“What exposure will I get? Will the booking agent for venues be present? A talent scout for a record label? What about a DJ from a radio station who may want to play my song? How many of your guests are likely to pay me for an event? Or will they want to be to do it fOr ThE eXpOsUrE as well?” -Laxly
“I’m a wedding officiant. I’ve done over 100 weddings since the venue freeze in 2020, and I can promise you that the only people your work makes an impression on are the ones who paid for it and the other vendors.” -Chubbstock
“The world DOES owe her free wedding songs though.” -haneybaker
“Here’s how you deal with that:
Ask them to provide proof of how many social media followers they have and a contact for their publicist. Anyone having millions of followers and making a living this way will have one.
Ask them to provide at minimum four to five vendors to who they have provided exposure so you can contact them for reference (this is to see how that exposure helped them increase sales or revenue)
Finally, ask them if your lawyer can send them a contract spelling out what you will do for them and monetary policies/goals where if they fail to meet said exposure goals, they can personally fill in the monetary gap.
For custom work, you should be compensated at the going professional rate.

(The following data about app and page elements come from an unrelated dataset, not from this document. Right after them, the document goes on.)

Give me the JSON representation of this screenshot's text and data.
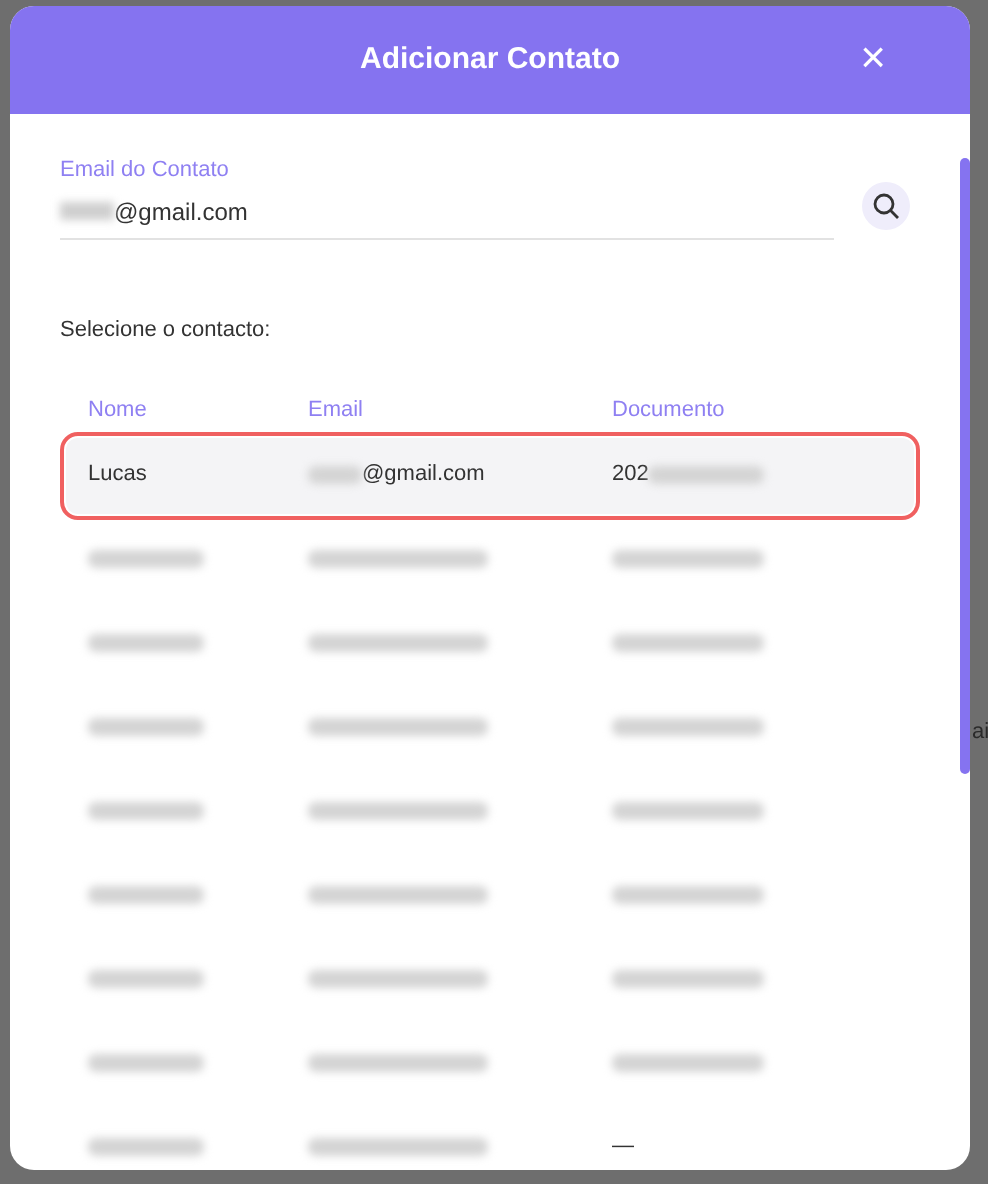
{
  "dialog": {
    "title": "Adicionar Contato",
    "close": "×"
  },
  "email_field": {
    "label": "Email do Contato",
    "value": "@gmail.com"
  },
  "prompt": "Selecione o contacto:",
  "table": {
    "columns": [
      "Nome",
      "Email",
      "Documento"
    ],
    "rows": [
      {
        "kind": "partial",
        "name": "Lucas",
        "email": "@gmail.com",
        "document": "202",
        "selected": true
      },
      {
        "kind": "blurred",
        "selected": false
      },
      {
        "kind": "blurred",
        "selected": false
      },
      {
        "kind": "blurred",
        "selected": false
      },
      {
        "kind": "blurred",
        "selected": false
      },
      {
        "kind": "blurred",
        "selected": false
      },
      {
        "kind": "blurred",
        "selected": false
      },
      {
        "kind": "blurred",
        "selected": false
      },
      {
        "kind": "blurred",
        "selected": false,
        "document": "—"
      }
    ]
  },
  "backdrop_text": "ai"
}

By that last sentence, they have always checked out and block you, which is sweet music to my eyes (people text all the time, no one actually talks to anyone anymore, because if they did, sometimes they would hear how stupid they sound)” – bradlees